Can you tell us about your experiences and your thoughts on strategies for encouraging and promoting more diverse literary voices? What are some organizations or individuals who are working in that direction?
There are a number of organizations, like the ones above, doing incredible work to encourage diverse literary and artistic voices. I think it's especially important to do that for children and adolescents, to bolster them on two fronts: the creative process itself, which can be agonizing regardless of any combination of privilege, and — this is where I feel it's crucial — to make them not only feel, but understand, how much a part of the conversation they should get to be.
Which is still a tremendous challenge?
I phrase it that way — should get to be — because we're nowhere near diversity, much less parity, which I feel is the second and more important (and difficult) frontier in social justice. Because it's like, Sure, get all the voices at the table, yes, great … but whose voices are we already primed to listen to?
That's exactly right. But in your own experience, you've been very impressed with the young people you've worked with?
Oh yes. The girls are so special. I love working with teenage girls — teenagers generally, but girls especially. There's a dazzling amount of awareness and energy. It's legit like looking into the sun.
Have they inspired you to create anything new?
A project that I have kind of been twisting around in my brain is a young adult novel about fanfiction, which is to say, fiction. Most kids who start writing these days come to other genres of literature through poetry and fanfiction.
It is a genre that hasn't been taken seriously enough to get much critical attention, but there's weird vital stuff going on there.
Exactly! I would love to see it get the welter of critical attention that other, more loftily positioned forms of metanarrative receive.
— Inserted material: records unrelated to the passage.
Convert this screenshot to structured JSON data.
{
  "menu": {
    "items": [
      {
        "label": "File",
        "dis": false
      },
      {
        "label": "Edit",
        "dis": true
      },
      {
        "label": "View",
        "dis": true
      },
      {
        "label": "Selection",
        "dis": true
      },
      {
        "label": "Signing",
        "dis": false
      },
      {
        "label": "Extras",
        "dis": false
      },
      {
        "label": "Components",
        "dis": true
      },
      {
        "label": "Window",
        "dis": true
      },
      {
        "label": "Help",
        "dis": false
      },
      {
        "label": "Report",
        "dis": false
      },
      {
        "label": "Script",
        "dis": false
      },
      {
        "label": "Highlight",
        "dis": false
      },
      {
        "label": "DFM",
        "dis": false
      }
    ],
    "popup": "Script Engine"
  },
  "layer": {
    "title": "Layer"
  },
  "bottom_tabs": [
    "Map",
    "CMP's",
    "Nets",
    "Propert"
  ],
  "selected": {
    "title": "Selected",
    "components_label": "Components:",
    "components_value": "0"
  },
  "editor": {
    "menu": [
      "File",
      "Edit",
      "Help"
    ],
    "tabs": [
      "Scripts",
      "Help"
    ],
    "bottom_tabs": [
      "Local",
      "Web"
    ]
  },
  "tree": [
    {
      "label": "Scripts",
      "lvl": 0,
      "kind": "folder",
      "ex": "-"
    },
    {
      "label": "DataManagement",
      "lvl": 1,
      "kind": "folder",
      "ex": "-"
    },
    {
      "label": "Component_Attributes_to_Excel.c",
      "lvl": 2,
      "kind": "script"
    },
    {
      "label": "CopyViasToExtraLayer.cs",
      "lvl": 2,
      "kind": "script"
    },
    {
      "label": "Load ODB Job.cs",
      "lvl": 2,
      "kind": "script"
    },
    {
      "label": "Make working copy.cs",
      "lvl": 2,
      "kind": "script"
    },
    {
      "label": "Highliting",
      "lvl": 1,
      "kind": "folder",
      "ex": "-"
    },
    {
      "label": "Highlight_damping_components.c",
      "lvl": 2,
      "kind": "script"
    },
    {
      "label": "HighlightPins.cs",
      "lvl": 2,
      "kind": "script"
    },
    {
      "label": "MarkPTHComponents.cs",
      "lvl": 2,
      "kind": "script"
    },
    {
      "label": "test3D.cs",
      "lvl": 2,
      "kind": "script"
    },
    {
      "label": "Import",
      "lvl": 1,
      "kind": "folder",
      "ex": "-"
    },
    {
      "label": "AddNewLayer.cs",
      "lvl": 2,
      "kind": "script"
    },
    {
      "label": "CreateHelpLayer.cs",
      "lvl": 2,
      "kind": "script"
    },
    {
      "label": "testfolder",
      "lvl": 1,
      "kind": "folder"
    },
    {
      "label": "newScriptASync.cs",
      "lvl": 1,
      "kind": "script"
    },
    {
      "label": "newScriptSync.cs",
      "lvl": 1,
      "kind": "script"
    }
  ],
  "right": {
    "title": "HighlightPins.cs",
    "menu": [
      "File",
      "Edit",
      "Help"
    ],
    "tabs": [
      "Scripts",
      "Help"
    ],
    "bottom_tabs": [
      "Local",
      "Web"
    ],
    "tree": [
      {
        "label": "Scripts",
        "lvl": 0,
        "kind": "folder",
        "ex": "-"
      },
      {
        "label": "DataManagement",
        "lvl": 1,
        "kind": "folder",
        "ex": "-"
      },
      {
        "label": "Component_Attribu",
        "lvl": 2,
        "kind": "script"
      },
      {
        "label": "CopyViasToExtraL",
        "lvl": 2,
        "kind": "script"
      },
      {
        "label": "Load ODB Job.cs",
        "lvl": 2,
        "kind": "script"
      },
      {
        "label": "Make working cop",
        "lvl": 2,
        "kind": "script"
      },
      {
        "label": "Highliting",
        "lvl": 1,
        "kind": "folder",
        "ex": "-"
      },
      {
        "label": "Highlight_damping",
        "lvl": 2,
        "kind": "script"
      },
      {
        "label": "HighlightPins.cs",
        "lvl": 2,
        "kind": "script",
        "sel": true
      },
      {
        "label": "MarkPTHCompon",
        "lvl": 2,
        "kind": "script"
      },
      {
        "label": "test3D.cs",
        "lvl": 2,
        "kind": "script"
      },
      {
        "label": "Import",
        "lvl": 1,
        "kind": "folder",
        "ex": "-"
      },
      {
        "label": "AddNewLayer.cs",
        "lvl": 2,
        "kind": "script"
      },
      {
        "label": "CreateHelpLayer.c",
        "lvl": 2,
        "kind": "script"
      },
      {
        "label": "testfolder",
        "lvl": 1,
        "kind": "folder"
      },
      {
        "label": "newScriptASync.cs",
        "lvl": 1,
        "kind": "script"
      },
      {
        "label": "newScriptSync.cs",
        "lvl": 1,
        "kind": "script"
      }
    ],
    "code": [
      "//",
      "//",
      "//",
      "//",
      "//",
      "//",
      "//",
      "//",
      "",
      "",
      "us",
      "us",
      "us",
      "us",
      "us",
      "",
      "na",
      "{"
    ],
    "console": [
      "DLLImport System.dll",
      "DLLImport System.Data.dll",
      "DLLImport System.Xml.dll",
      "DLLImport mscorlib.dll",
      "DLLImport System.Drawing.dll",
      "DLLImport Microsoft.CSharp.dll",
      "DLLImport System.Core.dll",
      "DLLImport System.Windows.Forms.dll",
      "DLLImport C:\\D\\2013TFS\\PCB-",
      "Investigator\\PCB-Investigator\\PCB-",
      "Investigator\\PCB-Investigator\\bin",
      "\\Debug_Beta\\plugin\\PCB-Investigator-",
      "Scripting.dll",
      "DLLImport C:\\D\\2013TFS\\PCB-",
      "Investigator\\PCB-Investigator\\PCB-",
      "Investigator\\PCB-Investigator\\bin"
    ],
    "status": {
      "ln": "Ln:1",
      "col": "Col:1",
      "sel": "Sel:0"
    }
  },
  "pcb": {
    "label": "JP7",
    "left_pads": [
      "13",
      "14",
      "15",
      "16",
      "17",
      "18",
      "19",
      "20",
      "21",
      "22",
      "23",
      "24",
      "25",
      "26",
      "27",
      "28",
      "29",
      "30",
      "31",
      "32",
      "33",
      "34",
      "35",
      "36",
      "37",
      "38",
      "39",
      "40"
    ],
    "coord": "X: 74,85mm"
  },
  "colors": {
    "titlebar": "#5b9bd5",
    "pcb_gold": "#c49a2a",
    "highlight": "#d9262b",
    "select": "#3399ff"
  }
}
Could a novel like that provide a bridge to more 'serious' literature from YA and fan fiction?
I think bridges are important, but I also think it's good to ask what makes something “more serious.” Because I do feel that when work gets called unserious, it's often because it's pitched at a register that is deeply discomfiting to people who feel that register is punching up at them.
Is it possible to make the writers and consumers of marginalized genres into part of a broader literary community without being dismissive or condescending?
Of course! It’s not only possible, it should already be.
How can we prevent people who want to write outside that very specific Serious Literature mode from losing faith in the importance of their own writing?
That’s tricky. I’ve been there myself, and I’m not sure what would have helped me. I spent all of my MFA time in a depressive crouch, although it was not so much my program, to be fair, as the effect MFA programs can have on some people. I was lucky enough that I a) had a tight-knit, supportive community to return to, and b) had some time after graduating to pull out that drawer of feelings and pick each one up and kind of chew on it for a while, until I stopped feeling like it was not worth showing my work to anyone. Maybe that’s the prescription: friends and time.
Well, we're glad you did, and really enjoyed reading your work. Before we go, do you want to offer any parting words, sage advice, shout-outs or, thank-yous?
I’d like to thank you and Wendy, and Mike Young for soliciting me; I’d also like to thank the editors at Gigantic, extramural, Anomalous, and Fringe (RIP) for their kindness. I owe thanks to my best husband and to our friend Sasha Fletcher for always asking to read my work, even when I’m squirrelly about it. Shoutout to Rachel, Gene, and Ella. As for sage advice, never trust anyone who compliments you with the word “actually.”
Check out Nalini's page to read her work or find out more about her.
Paul Adams is an author and MFA student at Texas State University.